Despite the origins and setting of Layla and Majnun, there are no explicit references to the Middle East, neither in the lyrics, nor in the music. The band could have incorporated tablas, ouds and sarods, says Trucks, who loves those instruments, but that’s not the kind of band he’s in. What’s important, he decided, was the theme of the poem, not its time and place. “You make the music you make,” he says, “and I’ve learned not to run from that.”
If the music reflects a place, it’s the Florida of the Allman Brothers and the Louisiana of the Neville Brothers. The jazzy blues of Duane and Gregg Allman’s band is prominent on tracks such as the Burbridge elegy “Soul Sweet Song” and the project’s only instrumental, the 12-minute “Pasaquan.” The second-line funk of Art and Aaron Neville’s band is heard on tracks such as “Fall In,” “Gravity” and “Ain’t That Something.”
“Isaac Eady, our new drummer, lived in New Orleans forever,” Trucks points out, “so his natural thing is to send it there. Most of the band is from the deep South, so New Orleans is always in the mix. There’s a looseness in the way our horn section plays that feels like that.”
The large ambitions of I Am the Moon make evident the special nature of the Tedeschi-Trucks Band. The group has always maintained an unusual balance between singing, songwriting and playing. The vocals are never merely just an excuse to get to the solo, and the solos are never a digression from the lyrics. The ensemble had always made sure that each aspect reinforces the others.
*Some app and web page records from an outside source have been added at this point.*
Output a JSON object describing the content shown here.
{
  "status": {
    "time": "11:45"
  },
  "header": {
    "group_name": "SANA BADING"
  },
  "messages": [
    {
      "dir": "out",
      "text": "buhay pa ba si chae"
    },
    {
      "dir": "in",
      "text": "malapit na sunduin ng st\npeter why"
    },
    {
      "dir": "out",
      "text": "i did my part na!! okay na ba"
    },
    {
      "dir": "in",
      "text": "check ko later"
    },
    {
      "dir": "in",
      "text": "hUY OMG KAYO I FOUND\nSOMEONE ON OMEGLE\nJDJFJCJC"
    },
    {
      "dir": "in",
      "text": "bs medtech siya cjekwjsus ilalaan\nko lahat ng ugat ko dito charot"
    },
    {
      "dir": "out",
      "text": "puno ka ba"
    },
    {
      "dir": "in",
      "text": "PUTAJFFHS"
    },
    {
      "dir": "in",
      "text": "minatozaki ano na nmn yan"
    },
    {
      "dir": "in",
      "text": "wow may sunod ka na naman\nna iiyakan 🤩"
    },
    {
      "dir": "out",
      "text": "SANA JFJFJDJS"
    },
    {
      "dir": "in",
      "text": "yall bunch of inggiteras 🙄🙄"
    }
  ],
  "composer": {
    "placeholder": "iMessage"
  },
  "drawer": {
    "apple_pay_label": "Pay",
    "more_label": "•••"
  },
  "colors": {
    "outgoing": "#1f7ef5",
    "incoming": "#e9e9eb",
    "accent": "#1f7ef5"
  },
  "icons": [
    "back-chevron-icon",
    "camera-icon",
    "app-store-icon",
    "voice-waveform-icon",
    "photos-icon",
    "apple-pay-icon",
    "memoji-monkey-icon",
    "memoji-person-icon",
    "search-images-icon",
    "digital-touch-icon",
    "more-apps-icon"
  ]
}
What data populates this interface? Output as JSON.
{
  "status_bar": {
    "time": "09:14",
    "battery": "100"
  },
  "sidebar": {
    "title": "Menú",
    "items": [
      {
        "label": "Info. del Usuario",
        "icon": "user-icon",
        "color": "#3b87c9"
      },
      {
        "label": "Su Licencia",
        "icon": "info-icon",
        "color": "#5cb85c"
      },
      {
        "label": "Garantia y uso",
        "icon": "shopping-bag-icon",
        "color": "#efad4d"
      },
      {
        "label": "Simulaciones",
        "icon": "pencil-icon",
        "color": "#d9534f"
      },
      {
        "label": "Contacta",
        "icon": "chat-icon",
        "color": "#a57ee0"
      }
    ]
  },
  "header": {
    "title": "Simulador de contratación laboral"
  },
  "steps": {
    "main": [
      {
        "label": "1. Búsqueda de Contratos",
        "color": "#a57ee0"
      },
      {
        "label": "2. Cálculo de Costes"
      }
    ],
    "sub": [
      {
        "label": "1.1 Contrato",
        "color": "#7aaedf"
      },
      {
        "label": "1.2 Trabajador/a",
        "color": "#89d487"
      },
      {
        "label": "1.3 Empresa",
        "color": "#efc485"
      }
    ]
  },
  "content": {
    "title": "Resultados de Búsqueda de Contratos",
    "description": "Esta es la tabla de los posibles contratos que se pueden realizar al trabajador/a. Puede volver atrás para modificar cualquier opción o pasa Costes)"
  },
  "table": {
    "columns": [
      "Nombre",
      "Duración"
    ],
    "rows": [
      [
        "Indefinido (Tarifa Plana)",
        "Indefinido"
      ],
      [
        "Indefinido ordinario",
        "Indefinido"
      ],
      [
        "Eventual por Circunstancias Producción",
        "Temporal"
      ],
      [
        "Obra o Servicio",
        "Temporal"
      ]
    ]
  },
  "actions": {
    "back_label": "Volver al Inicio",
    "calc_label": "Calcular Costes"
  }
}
The new project’s grand scale merely makes that more obvious than ever. This may seem unusual in today’s jam-band scene, but it wasn’t always so.
“I think back to the Allman Brothers,” Trucks says. “They had the musicianship in a headlock, but they also had Gregg Allman who could sing with anybody in the world and could write some amazing songs, especially in the early years, I feel we have the same thing. Susan can sing with anyone in the planet and can write some great songs. We can tap into that world. There’s a reason people are still playing those Grateful Dead songs.”
I Am the Moon is out now on Fantasy Records.